What potential lies in the analysis of institutions for those seeking to analyze racism, colonialism, and misogyny in the Canadian literary field? How crucial is the study of institutions of the literary to what Rinaldo Walcott, paraphrasing Jacques Derrida, calls “our debt and / or duty to reanimating and remaking the institutions of knowledge production, citizenship, the post-nation nation, and the desire for a ‘democracy yet to come’”? (“Against Institution” 23)

As Diana Brydon acknowledges in a 2007 essay, the first TransCanada conference (2005) raised questions about institutions that produced “uneasiness” regarding the fact that “what were once sociological questions were now overwhelmingly more properly literary ones.” This “uneasiness” speaks to a hesitancy that has, arguably, prevented rigorous analysis of the institutional structures and constraints that mediate the contemporary literary field. If what scholars of CanLit know (more and less successfully) is that colonialism and neoliberalism underpin our locations and methods of study, and if, relatedly, our hesitance to engage sociological approaches stems from our sense that the social sciences, their uses of empirical research, if not disciplinarity itself, is likewise colonial in many respects, are we uniquely poised to press upon the limits of “the sociology of literature” just as this approach is gaining renewed critical interest in literary studies?

Scholars of Canadian literatures have only begun to examine the institutions that have shaped the meanings of the literary. Recent work from the TransCanadas project and on topics such as literary celebrity, literary prizes, pedagogy, publishing, and mass reading events open sociologically oriented lines of inquiry, but there is still much to learn about how institutions–– public and private, mainstream and marginal––and their practices—from cultural policy to hiring criteria to sexual violence policies––shape the literary in Canada.
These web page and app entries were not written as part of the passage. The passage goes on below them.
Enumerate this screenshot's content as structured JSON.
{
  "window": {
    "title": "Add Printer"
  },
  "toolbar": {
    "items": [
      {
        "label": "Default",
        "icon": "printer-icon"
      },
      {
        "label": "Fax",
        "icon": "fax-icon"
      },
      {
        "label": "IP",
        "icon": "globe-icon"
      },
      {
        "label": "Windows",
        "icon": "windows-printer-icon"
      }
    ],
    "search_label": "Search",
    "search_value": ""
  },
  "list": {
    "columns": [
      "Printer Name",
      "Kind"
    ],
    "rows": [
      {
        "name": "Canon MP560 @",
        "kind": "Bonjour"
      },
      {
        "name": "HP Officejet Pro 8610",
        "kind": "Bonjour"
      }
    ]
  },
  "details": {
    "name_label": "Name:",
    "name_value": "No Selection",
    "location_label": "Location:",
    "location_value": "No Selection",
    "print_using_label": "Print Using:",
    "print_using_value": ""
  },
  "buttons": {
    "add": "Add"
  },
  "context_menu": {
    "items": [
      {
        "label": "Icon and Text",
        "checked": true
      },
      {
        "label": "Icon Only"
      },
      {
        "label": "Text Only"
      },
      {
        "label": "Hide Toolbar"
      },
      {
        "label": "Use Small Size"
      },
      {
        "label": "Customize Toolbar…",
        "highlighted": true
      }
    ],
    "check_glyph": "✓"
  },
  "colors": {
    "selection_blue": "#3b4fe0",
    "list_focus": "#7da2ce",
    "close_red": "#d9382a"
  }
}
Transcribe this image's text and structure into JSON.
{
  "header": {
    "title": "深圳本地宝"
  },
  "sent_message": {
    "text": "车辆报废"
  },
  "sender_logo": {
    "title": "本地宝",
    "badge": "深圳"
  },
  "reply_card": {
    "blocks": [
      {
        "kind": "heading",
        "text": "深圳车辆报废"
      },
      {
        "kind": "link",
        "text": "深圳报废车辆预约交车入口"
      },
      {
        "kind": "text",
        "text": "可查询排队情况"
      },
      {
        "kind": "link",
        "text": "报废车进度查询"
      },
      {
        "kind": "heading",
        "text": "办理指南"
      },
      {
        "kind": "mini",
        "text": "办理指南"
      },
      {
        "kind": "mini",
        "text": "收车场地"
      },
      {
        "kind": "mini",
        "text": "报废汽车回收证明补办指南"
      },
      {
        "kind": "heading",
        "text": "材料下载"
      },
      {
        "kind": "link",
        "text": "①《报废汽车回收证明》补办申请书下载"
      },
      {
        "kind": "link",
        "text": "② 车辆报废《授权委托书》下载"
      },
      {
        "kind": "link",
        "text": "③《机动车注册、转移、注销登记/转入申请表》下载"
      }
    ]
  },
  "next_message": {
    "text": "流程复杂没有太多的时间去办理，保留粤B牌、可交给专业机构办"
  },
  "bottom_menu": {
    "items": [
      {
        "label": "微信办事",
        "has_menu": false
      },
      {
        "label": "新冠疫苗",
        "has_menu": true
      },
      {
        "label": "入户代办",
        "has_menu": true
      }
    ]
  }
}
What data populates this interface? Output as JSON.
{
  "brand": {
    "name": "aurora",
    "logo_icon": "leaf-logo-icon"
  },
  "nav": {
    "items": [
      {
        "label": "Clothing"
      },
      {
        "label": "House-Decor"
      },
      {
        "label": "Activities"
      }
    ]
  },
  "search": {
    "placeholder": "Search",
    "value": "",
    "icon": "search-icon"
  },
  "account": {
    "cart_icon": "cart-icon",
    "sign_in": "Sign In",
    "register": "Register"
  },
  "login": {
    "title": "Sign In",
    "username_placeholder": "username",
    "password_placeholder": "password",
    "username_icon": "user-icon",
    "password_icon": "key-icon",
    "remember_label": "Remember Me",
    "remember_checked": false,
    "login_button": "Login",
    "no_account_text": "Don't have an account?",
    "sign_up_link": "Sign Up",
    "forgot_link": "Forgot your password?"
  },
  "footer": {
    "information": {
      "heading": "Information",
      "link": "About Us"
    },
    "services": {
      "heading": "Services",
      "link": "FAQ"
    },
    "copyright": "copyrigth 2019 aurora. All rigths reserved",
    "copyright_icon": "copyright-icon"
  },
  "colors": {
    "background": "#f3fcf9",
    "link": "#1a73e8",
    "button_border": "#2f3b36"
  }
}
If social oppression is linked to structural inequalities, how have the local, regional, national, and global institutions that have mediated the literary in Canada entrenched or resisted those inequalities?

Institutional Work seeks to bring together papers that analyze the literary cultures of Canada / of Indigenous nations within the boundaries of Canada in relation to past and present institutions. The more than two dozen speakers at this conference will address topics ranging from national and multinational publishing companies, book prizes, small presses, the CBC and other media agencies, educational institutions, residential schools, federal cultural policy, and literary marketing.